Fostering Independence
According to a study by Easterseals, nearly 70% of adult children with disabilities live with a parent or guardian. Even so, many adult children with disabilities have achieved some level of independence in various aspects of their lives, from finances to self care.

Start by defining independence as it applies to your child. Remember that the definition will be different for every family. Then identify the tasks where your adult child can assume more personal responsibility, and make a plan to move towards self-sufficiency in those areas. This guide from the Endeavour Foundation is a great resource for parents looking to support their adult child as they strive for independence.

Home Modifications
In most cases, a child with special needs will benefit from modifications to a home’s layout and features. As an added bonus, these changes can make it easier for the parents and caregiver too.
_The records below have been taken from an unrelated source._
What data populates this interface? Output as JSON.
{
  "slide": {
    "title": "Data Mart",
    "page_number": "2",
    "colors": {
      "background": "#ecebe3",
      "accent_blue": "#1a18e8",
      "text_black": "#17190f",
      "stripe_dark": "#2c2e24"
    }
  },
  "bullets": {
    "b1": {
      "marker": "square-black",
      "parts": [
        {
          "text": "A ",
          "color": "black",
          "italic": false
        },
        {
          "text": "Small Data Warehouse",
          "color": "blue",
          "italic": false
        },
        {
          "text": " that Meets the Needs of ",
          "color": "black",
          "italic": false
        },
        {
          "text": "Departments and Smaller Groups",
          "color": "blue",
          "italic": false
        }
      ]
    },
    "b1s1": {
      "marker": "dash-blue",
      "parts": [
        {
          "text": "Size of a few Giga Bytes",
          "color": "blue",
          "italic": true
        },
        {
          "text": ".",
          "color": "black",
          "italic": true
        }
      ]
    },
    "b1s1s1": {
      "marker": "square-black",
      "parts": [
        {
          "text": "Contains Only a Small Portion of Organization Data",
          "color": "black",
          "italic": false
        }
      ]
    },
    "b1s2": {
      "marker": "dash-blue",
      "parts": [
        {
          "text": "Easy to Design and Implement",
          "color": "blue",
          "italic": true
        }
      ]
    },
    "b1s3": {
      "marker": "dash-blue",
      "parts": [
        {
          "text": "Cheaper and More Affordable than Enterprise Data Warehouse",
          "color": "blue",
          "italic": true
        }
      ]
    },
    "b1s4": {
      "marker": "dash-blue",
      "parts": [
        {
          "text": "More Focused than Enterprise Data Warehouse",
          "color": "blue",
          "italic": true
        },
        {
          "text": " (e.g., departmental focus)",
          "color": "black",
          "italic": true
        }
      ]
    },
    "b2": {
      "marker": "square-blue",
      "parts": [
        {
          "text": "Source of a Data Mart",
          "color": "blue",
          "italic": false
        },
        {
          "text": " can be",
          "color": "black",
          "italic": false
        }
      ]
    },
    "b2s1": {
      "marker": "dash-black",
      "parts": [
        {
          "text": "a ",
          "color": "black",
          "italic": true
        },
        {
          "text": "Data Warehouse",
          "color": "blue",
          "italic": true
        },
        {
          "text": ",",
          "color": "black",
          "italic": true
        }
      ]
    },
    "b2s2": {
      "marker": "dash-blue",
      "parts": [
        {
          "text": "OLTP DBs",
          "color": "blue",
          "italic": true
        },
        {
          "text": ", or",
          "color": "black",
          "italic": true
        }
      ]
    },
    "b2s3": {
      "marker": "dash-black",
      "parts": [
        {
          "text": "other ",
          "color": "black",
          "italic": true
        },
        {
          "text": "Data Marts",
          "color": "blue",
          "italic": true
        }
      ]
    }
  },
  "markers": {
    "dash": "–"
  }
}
According to this guide by, the questions you should ask yourself during the planning process vary depending on your child’s particular needs.

  1. For Physical Disabilities
    Will your child’s abilities increase or decrease over time? While immediate needs are important, your plans should also include long-term goals and likelihoods.
  2. Will your child need to exercise at home? If so, budget space and funds for in-home fitness up front.
  3. What safety devices will your child need to support independence? Options include home security systems, cameras, and emergency call buttons.

For Intellectual Disabilities

  1. Is your child high- or low-functioning? Will your child require more or less supervision and assistance over time?
  2. Can technology help your child become more independent? From using appliances to accessing entertainment, new technology for people with disabilities is available.
  3. Does your child have sensory needs? If so, be sure to take a look at lights, sounds, and textures.

For Emotional Disabilities

  1. Does your child have a safe way to access the outdoors? Natural sunlight and exposure to nature can help improve mood and reduce isolation.
  2. Does your child have any triggers? From loud noises to stressful family situations, most triggers can be avoided or minimized with layout modifications and sound reduction features.
  3. Do you live in an urban or rural environment? Where you live determines what services and programs you may have access to outside of the home. Furthermore, how your child reacts to their environment may impact what you need at home.